Some lines in the essay are particularly thought-provoking. “Only by reintroducing ultimate questions about our purpose, nature, and fulfillment could we successfully evaluate the ethics of human enhancement…These aren’t merely economic questions; they are moral and political questions…The problem with our politics is not too much moral argument but too little. Our politics is overheated because it is mostly vacant, empty of moral and spiritual content… we need to reason together, in public, about how to value the social goods we prize… From a political perspective, Sandel’s concern about the market intruding where it doesn’t belong is most likely to be embraced by today’s left, as today’s right has largely become unreserved market(s) enthusiasts. This is a shame, as an older – and healthier – conservatism did have a greater appreciation for the limits of markets…in the process, civil society is crowded out. Rebuilding non-market non-state institutions of civil society is the task going forward.”

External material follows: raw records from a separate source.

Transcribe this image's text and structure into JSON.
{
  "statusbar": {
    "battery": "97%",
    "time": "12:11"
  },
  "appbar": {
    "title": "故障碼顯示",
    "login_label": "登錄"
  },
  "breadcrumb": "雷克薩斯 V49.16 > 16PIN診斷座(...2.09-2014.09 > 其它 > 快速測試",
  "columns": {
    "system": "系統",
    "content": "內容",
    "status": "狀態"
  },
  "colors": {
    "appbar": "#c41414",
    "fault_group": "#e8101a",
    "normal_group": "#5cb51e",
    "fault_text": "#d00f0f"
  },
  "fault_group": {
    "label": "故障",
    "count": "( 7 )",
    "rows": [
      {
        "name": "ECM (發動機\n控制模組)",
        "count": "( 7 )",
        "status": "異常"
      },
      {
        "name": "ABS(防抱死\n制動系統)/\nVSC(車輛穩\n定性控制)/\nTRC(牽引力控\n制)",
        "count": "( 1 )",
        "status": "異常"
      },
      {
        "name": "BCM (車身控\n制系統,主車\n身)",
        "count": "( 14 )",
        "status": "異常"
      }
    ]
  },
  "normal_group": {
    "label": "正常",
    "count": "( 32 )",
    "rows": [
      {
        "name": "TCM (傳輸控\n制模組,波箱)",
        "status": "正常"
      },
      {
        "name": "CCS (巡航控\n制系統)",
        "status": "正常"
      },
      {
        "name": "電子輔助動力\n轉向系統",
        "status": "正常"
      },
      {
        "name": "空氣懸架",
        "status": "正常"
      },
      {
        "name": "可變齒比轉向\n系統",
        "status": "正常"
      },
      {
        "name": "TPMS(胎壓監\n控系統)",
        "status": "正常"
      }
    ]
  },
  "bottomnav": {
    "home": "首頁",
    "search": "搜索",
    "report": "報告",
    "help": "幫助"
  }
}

This article was written in the contemporary American context, but to those who can see and think, it sounds uncannily like India too, both the problem and the necessary solution. Only, I fear, the culture of thinking one’s way through the big issues (and not the petty ones like whether we should buy more smartphones and build more shopping malls and drink more beer or rum) is more nearly extinct in India than it is in America, if my sources are right. And this is truly sad, because despite much going against her, India did have a reputation of being a thinking society for a long, long time. Especially so Bengal. Which is why it hurts me so much to hear from ‘educated’ Bengali youths that only your income matters, though I happen to earn much more than most fresh IIT graduates do, and the proprietors of Subhas Sweets in Benachity or Kanta Cloth Stores in Durgapur Bazaar earn 20 to 30 times more, yet they have never claimed to be human beings of a higher order…and these youths, heaven help us, are going to be the parents, teachers and leaders in the 2020s and 30s!